* Assignment
Out of the records below, copy all lines in which the word "title" occurs.
(Beginning of Data for review)
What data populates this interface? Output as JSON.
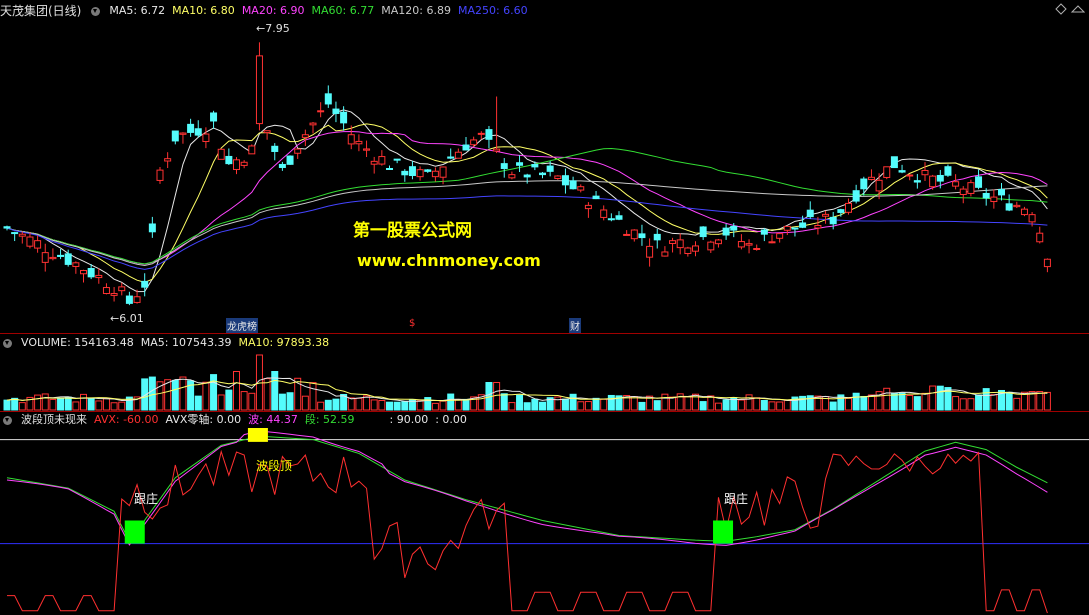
{
  "main_panel": {
    "title": "天茂集团(日线)",
    "ma": [
      {
        "label": "MA5: 6.72",
        "color": "#e8e8e8"
      },
      {
        "label": "MA10: 6.80",
        "color": "#ffff66"
      },
      {
        "label": "MA20: 6.90",
        "color": "#ff44ff"
      },
      {
        "label": "MA60: 6.77",
        "color": "#33dd33"
      },
      {
        "label": "MA120: 6.89",
        "color": "#c8c8c8"
      },
      {
        "label": "MA250: 6.60",
        "color": "#4444ff"
      }
    ],
    "high_label": "7.95",
    "low_label": "6.01",
    "markers": [
      "龙虎榜",
      "$",
      "财"
    ],
    "watermark_line1": "第一股票公式网",
    "watermark_line2": "www.chnmoney.com"
  },
  "volume_panel": {
    "title": "VOLUME: 154163.48",
    "ma": [
      {
        "label": "MA5: 107543.39",
        "color": "#e8e8e8"
      },
      {
        "label": "MA10: 97893.38",
        "color": "#ffff66"
      }
    ]
  },
  "indicator_panel": {
    "title": "波段顶未现来",
    "items": [
      {
        "label": "AVX: -60.00",
        "color": "#ff3030"
      },
      {
        "label": "AVX零轴: 0.00",
        "color": "#e8e8e8"
      },
      {
        "label": "波: 44.37",
        "color": "#ff44ff"
      },
      {
        "label": "段: 52.59",
        "color": "#33dd33"
      },
      {
        "label": ": 90.00",
        "color": "#e8e8e8"
      },
      {
        "label": ": 0.00",
        "color": "#e8e8e8"
      }
    ],
    "annotations": [
      "跟庄",
      "波段顶",
      "跟庄"
    ]
  },
  "colors": {
    "up": "#ff3232",
    "down": "#54fcfc",
    "background": "#000000"
  },
  "chart_data": [
    {
      "type": "candlestick",
      "title": "天茂集团(日线)",
      "ylim": [
        5.9,
        8.1
      ],
      "high": 7.95,
      "low": 6.01,
      "series": [
        {
          "name": "MA5",
          "last": 6.72
        },
        {
          "name": "MA10",
          "last": 6.8
        },
        {
          "name": "MA20",
          "last": 6.9
        },
        {
          "name": "MA60",
          "last": 6.77
        },
        {
          "name": "MA120",
          "last": 6.89
        },
        {
          "name": "MA250",
          "last": 6.6
        }
      ]
    },
    {
      "type": "bar",
      "title": "VOLUME",
      "series": [
        {
          "name": "VOLUME",
          "last": 154163.48
        },
        {
          "name": "MA5",
          "last": 107543.39
        },
        {
          "name": "MA10",
          "last": 97893.38
        }
      ]
    },
    {
      "type": "line",
      "title": "波段顶未现来",
      "ylim": [
        -60,
        100
      ],
      "series": [
        {
          "name": "AVX",
          "last": -60.0
        },
        {
          "name": "AVX零轴",
          "last": 0.0
        },
        {
          "name": "波",
          "last": 44.37
        },
        {
          "name": "段",
          "last": 52.59
        }
      ],
      "levels": [
        90,
        0
      ]
    }
  ]
}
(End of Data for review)
* Written reply
    "title": "天茂集团(日线)",
    "title": "VOLUME: 154163.48",
    "title": "波段顶未现来",
      "title": "天茂集团(日线)",
      "title": "VOLUME",
      "title": "波段顶未现来",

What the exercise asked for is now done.